Provided data:

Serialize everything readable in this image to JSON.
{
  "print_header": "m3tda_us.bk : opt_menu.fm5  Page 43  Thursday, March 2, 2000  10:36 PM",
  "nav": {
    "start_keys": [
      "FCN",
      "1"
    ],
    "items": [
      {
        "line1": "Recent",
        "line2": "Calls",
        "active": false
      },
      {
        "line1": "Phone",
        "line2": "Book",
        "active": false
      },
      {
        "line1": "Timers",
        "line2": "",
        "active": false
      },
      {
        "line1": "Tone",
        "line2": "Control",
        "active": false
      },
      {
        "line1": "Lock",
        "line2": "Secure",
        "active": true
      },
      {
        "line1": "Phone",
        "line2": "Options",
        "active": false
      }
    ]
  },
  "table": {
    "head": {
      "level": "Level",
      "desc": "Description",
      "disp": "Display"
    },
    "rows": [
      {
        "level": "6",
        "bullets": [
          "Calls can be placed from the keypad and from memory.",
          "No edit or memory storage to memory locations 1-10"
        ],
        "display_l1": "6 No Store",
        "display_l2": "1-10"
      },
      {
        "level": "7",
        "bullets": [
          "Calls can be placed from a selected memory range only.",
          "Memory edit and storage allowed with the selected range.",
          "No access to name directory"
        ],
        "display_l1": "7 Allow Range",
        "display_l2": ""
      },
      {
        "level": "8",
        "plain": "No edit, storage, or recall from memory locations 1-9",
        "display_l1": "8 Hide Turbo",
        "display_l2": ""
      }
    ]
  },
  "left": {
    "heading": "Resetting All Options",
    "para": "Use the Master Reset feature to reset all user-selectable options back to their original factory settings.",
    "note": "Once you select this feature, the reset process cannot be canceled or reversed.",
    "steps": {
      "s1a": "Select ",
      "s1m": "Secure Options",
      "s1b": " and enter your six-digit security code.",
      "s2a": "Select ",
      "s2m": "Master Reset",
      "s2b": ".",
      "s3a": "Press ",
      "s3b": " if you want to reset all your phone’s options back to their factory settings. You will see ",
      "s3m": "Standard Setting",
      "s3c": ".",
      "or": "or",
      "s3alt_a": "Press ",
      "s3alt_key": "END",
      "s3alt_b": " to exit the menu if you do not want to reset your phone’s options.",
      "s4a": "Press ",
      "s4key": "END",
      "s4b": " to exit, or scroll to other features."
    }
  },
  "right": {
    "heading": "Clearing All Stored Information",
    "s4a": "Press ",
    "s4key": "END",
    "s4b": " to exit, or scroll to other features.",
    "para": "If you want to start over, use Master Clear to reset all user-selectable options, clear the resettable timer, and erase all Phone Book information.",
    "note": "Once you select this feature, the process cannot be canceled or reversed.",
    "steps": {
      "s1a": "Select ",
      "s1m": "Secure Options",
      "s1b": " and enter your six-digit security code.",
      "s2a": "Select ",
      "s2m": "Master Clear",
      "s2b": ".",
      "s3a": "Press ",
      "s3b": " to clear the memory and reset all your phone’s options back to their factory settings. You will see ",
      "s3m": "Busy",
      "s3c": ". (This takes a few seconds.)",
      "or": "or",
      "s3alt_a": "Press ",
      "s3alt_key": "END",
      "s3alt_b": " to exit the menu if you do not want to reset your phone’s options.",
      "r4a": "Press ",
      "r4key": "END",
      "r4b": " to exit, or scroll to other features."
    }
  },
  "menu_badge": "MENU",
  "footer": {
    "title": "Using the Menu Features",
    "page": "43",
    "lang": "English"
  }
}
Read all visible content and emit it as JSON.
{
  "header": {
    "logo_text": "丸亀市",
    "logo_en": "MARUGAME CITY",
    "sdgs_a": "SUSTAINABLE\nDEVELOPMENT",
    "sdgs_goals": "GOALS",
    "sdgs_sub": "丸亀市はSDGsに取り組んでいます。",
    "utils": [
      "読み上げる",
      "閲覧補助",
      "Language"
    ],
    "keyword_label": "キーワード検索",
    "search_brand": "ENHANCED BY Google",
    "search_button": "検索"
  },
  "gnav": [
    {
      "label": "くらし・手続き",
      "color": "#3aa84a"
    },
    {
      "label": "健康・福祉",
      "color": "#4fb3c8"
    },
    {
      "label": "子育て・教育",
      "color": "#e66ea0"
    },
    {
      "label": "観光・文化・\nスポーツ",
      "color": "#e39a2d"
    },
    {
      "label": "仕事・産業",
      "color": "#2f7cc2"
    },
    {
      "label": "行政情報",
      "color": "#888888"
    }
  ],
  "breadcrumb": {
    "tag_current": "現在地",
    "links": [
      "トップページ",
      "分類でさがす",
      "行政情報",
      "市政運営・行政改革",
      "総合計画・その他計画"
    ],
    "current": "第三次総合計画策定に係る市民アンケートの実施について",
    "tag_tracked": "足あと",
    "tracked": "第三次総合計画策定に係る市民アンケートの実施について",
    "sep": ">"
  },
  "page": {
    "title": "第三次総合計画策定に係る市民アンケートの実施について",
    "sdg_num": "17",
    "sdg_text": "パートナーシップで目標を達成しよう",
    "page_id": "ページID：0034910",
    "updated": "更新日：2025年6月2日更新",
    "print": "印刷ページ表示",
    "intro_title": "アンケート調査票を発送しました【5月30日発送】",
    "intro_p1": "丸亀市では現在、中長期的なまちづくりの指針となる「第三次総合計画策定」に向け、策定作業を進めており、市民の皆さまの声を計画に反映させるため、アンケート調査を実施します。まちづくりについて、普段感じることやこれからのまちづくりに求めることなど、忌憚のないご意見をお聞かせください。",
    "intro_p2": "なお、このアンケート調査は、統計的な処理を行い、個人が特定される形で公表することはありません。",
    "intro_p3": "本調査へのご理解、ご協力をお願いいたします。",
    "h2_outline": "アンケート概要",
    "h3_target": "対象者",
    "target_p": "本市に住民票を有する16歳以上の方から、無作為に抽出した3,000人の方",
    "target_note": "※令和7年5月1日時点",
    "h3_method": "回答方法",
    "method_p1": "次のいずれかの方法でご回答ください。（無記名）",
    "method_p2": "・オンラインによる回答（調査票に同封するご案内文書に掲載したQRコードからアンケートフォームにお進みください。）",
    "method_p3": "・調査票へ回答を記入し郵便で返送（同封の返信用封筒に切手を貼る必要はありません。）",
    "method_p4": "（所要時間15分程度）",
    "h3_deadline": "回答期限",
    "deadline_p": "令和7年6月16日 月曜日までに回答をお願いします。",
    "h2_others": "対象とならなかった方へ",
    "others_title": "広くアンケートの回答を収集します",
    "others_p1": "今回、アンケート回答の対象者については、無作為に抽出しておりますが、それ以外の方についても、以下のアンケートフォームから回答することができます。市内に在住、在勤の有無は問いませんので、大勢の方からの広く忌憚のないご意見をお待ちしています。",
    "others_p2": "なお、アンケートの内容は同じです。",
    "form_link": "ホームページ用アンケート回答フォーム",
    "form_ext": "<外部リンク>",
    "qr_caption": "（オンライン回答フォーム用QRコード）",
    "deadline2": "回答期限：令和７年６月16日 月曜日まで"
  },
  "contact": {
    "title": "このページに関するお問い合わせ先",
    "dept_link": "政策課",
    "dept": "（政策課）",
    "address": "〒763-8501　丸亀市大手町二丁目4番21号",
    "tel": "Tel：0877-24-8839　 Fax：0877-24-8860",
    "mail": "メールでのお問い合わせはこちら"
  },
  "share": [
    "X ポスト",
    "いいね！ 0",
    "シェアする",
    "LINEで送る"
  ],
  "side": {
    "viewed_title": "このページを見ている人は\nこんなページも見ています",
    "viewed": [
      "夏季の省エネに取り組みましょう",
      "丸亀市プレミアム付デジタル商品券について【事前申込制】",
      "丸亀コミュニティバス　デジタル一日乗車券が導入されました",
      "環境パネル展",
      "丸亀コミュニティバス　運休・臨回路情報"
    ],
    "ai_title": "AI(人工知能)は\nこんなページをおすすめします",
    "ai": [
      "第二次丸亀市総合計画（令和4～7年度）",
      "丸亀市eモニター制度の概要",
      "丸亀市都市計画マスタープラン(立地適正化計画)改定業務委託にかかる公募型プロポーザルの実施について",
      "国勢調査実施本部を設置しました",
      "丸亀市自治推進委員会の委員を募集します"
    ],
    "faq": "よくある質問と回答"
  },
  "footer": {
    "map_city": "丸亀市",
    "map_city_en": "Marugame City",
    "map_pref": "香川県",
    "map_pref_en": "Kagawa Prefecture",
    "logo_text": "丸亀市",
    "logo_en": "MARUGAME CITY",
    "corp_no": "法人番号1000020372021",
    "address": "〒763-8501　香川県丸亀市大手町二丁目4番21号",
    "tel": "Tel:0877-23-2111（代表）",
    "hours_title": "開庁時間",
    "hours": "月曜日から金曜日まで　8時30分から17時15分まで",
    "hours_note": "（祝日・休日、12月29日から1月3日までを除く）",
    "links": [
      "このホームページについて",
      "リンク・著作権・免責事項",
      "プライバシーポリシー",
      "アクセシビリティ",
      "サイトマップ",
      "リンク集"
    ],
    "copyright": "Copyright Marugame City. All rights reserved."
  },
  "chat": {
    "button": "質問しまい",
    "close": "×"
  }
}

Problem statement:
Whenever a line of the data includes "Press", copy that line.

Response:
      "s3a": "Press ",
      "s3alt_a": "Press ",
      "s4a": "Press ",
    "s4a": "Press ",
      "s3a": "Press ",
      "s3alt_a": "Press ",
      "r4a": "Press ",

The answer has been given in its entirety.